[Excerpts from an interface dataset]

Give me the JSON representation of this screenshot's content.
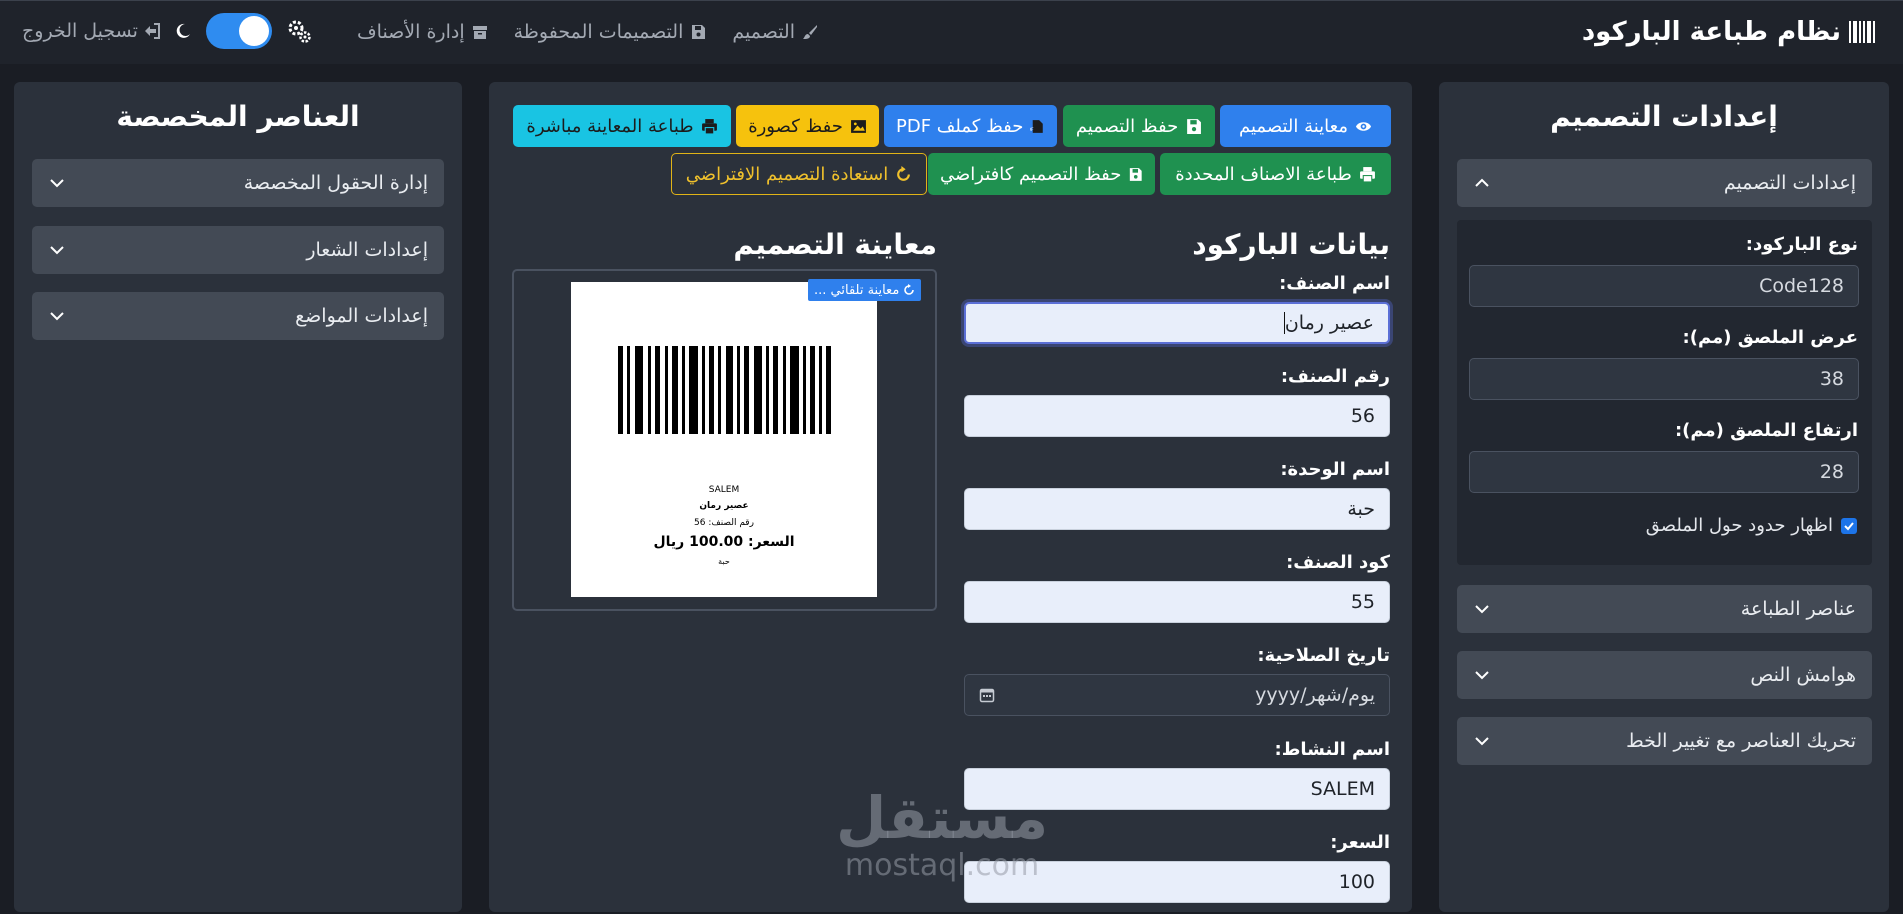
{
  "app": {
    "title": "نظام طباعة الباركود"
  },
  "nav": {
    "design": "التصميم",
    "saved": "التصميمات المحفوظة",
    "items": "إدارة الأصناف",
    "logout": "تسجيل الخروج"
  },
  "right_panel": {
    "title": "إعدادات التصميم",
    "section_design": "إعدادات التصميم",
    "barcode_type_label": "نوع الباركود:",
    "barcode_type_value": "Code128",
    "width_label": "عرض الملصق (مم):",
    "width_value": "38",
    "height_label": "ارتفاع الملصق (مم):",
    "height_value": "28",
    "border_label": "اظهار حدود حول الملصق",
    "border_checked": true,
    "section_print_elements": "عناصر الطباعة",
    "section_margins": "هوامش النص",
    "section_move": "تحريك العناصر مع تغيير الخط"
  },
  "toolbar": {
    "preview": "معاينة التصميم",
    "save": "حفظ التصميم",
    "save_pdf": "حفظ كملف PDF",
    "save_image": "حفظ كصورة",
    "print_preview": "طباعة المعاينة مباشرة",
    "print_selected": "طباعة الاصناف المحددة",
    "save_default": "حفظ التصميم كافتراضي",
    "restore_default": "استعادة التصميم الافتراضي"
  },
  "form": {
    "title": "بيانات الباركود",
    "item_name_label": "اسم الصنف:",
    "item_name_value": "عصير رمان",
    "item_number_label": "رقم الصنف:",
    "item_number_value": "56",
    "unit_label": "اسم الوحدة:",
    "unit_value": "حبة",
    "code_label": "كود الصنف:",
    "code_value": "55",
    "expiry_label": "تاريخ الصلاحية:",
    "expiry_placeholder": "يوم/شهر/yyyy",
    "business_label": "اسم النشاط:",
    "business_value": "SALEM",
    "price_label": "السعر:",
    "price_value": "100"
  },
  "preview": {
    "title": "معاينة التصميم",
    "auto_badge": "معاينة تلقائي ...",
    "business": "SALEM",
    "item_name": "عصير رمان",
    "item_number_line": "رقم الصنف: 56",
    "price_line": "السعر: 100.00 ريال",
    "unit": "حبة"
  },
  "left_panel": {
    "title": "العناصر المخصصة",
    "custom_fields": "إدارة الحقول المخصصة",
    "logo": "إعدادات الشعار",
    "positions": "إعدادات المواضع"
  },
  "watermark": {
    "ar": "مستقل",
    "en": "mostaql.com"
  },
  "colors": {
    "accent": "#2f80ed",
    "success": "#1f9150",
    "warning": "#f6c20d",
    "info": "#19c4e3"
  }
}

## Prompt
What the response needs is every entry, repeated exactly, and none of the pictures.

## Solved problem
Give me the JSON representation of this screenshot's content.
{
  "app": {
    "title": "نظام طباعة الباركود"
  },
  "nav": {
    "design": "التصميم",
    "saved": "التصميمات المحفوظة",
    "items": "إدارة الأصناف",
    "logout": "تسجيل الخروج"
  },
  "right_panel": {
    "title": "إعدادات التصميم",
    "section_design": "إعدادات التصميم",
    "barcode_type_label": "نوع الباركود:",
    "barcode_type_value": "Code128",
    "width_label": "عرض الملصق (مم):",
    "width_value": "38",
    "height_label": "ارتفاع الملصق (مم):",
    "height_value": "28",
    "border_label": "اظهار حدود حول الملصق",
    "border_checked": true,
    "section_print_elements": "عناصر الطباعة",
    "section_margins": "هوامش النص",
    "section_move": "تحريك العناصر مع تغيير الخط"
  },
  "toolbar": {
    "preview": "معاينة التصميم",
    "save": "حفظ التصميم",
    "save_pdf": "حفظ كملف PDF",
    "save_image": "حفظ كصورة",
    "print_preview": "طباعة المعاينة مباشرة",
    "print_selected": "طباعة الاصناف المحددة",
    "save_default": "حفظ التصميم كافتراضي",
    "restore_default": "استعادة التصميم الافتراضي"
  },
  "form": {
    "title": "بيانات الباركود",
    "item_name_label": "اسم الصنف:",
    "item_name_value": "عصير رمان",
    "item_number_label": "رقم الصنف:",
    "item_number_value": "56",
    "unit_label": "اسم الوحدة:",
    "unit_value": "حبة",
    "code_label": "كود الصنف:",
    "code_value": "55",
    "expiry_label": "تاريخ الصلاحية:",
    "expiry_placeholder": "يوم/شهر/yyyy",
    "business_label": "اسم النشاط:",
    "business_value": "SALEM",
    "price_label": "السعر:",
    "price_value": "100"
  },
  "preview": {
    "title": "معاينة التصميم",
    "auto_badge": "معاينة تلقائي ...",
    "business": "SALEM",
    "item_name": "عصير رمان",
    "item_number_line": "رقم الصنف: 56",
    "price_line": "السعر: 100.00 ريال",
    "unit": "حبة"
  },
  "left_panel": {
    "title": "العناصر المخصصة",
    "custom_fields": "إدارة الحقول المخصصة",
    "logo": "إعدادات الشعار",
    "positions": "إعدادات المواضع"
  },
  "watermark": {
    "ar": "مستقل",
    "en": "mostaql.com"
  },
  "colors": {
    "accent": "#2f80ed",
    "success": "#1f9150",
    "warning": "#f6c20d",
    "info": "#19c4e3"
  }
}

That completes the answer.